A major turning point in Carolyn Miles’ marketing career came while she was traveling in the Philippines. An impoverished woman carrying a baby approached her car. The little child looked about the same age as Miles’ second son, and Miles was struck by the wide gulf between their future prospects.
The 1988 alumna of the University of Virginia’s Darden School of Business decided then to switch to the nonprofit sector and dedicate her life to the welfare of children in need.
Almost 20 years ago, she began working for Save the Children, and in 2011, became its president and CEO.
For her compassionate and successful efforts, UVA’s Maxine Platzer Lynn Women’s Center has named Miles its 2017 Distinguished Alumna and will present her the award on April 26 at a private reception.
In a letter supporting her nomination for the honor, Scott C. Beardsley, dean of the Darden School, wrote, “Miles’ contributions to the world … reflect the spirit of excellence and the ethic of service for which a University of Virginia education stands.” He and former Darden Dean Robert Bruner also said she has been an active alumna, serving on the Darden School Foundation’s Board of Trustees.
Under Miles’ leadership, the number of children Save the Children reaches has more than doubled, to 165 million in 120 countries, including the United States. Its programs provide nutrition, health, education and other services. Miles travels regularly to be involved directly in these programs, going to places such as Syrian refugee camps in nearby countries.

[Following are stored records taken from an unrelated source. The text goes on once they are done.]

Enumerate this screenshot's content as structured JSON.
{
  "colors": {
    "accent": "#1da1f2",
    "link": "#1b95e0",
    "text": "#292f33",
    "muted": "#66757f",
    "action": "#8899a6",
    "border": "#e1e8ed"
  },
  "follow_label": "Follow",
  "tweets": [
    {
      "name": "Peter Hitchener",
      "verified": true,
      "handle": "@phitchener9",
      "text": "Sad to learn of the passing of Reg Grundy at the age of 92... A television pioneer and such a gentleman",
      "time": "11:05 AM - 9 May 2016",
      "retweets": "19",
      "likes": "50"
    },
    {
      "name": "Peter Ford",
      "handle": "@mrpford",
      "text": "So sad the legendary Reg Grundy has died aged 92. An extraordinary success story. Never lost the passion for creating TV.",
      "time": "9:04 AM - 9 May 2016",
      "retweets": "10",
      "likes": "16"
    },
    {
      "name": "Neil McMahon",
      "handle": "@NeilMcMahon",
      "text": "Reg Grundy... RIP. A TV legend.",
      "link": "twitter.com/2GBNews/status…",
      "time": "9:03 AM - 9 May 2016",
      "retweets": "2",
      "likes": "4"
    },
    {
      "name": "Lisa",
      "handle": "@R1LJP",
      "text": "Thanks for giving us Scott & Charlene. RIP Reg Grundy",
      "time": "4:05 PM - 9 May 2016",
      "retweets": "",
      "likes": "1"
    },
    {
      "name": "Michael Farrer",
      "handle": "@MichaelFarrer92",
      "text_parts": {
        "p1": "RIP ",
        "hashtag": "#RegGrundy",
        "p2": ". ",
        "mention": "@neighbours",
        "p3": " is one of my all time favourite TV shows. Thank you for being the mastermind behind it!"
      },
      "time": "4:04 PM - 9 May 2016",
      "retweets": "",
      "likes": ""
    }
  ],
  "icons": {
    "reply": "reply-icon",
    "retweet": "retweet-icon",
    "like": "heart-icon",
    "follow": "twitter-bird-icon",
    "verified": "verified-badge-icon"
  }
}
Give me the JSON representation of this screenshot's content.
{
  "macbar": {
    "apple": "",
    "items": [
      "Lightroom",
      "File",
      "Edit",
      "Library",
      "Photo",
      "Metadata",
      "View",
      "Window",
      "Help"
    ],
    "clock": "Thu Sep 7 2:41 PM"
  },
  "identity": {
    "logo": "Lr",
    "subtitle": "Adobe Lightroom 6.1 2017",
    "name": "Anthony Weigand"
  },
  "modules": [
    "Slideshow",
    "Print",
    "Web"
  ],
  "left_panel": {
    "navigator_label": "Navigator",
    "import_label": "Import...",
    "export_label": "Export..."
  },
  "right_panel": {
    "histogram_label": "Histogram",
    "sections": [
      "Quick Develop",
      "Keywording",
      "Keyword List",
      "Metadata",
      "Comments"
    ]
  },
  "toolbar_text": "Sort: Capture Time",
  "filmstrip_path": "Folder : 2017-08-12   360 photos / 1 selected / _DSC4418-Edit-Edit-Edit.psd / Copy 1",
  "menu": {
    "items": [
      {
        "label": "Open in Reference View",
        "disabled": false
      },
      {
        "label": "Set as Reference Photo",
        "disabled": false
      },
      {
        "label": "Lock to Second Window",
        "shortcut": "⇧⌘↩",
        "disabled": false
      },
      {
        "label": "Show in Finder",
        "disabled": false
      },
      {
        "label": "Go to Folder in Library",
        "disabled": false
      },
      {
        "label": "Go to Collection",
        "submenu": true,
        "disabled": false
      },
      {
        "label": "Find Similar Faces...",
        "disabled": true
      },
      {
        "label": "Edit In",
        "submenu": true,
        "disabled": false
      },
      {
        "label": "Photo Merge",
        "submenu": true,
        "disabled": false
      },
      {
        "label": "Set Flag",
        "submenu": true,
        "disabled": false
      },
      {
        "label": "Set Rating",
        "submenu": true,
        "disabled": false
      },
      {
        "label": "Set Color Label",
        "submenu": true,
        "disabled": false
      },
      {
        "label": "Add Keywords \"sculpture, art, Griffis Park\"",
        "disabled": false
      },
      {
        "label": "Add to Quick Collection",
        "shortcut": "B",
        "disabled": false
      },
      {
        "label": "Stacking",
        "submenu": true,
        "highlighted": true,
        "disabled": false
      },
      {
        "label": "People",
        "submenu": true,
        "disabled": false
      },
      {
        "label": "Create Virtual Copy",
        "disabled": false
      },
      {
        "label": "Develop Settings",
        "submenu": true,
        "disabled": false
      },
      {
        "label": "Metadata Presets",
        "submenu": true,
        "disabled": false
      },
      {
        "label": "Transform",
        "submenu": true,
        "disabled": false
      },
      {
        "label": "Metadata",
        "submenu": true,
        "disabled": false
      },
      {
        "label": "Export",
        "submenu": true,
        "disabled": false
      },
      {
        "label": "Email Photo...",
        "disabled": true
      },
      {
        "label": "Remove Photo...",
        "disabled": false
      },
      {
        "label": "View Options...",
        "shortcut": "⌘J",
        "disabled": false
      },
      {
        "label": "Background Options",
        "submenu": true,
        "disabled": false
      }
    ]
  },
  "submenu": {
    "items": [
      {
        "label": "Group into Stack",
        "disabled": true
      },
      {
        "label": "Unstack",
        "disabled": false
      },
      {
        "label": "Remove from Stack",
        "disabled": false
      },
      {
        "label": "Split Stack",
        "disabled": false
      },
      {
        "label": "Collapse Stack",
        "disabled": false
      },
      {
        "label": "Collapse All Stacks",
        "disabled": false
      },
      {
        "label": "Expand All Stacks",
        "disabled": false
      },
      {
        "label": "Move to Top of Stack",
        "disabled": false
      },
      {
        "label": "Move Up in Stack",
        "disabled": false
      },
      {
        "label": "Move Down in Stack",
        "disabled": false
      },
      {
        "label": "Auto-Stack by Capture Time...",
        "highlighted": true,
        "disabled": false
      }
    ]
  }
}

Political analyst Cokie Roberts, a member of the Save the Children Board of Trustees, wrote that after reading the UVA Women’s Center’s mission statement, she thought Miles could not be a more appropriate recipient.
“Your goals of fostering the respect, safety and dignity of women and girls, working for gender justice, developing leadership and working with partners for social change describe Carolyn’s daily life,” Roberts wrote.
(Read the UVA Today interview with Miles from November, when she was named one of People magazine’s 25 women changing the world, here.)
Miles joins an esteemed group of awardees, including Dr. Vivian Pinn, who directed the National Institutes of Health Office of Research on Women’s Health; Kathryn Thornton, a former NASA astronaut who was the first mother to walk in space and now heads UVA’s aerospace engineering program; and journalist Kimberly Dozier, who in 2006 survived a car bombing when covering the war in Iraq. Last year’s honoree, law alumna Elizabeth Garrett, who became the first female president of Cornell University, unexpectedly died of colon cancer before receiving the award.
The Women’s Center established the Distinguished Alumna Award in 1991 to recognize a UVA graduate, its website says, “who has best demonstrated excellence, leadership and an extraordinary commitment to her field, and who has used her talents as a positive force for change.”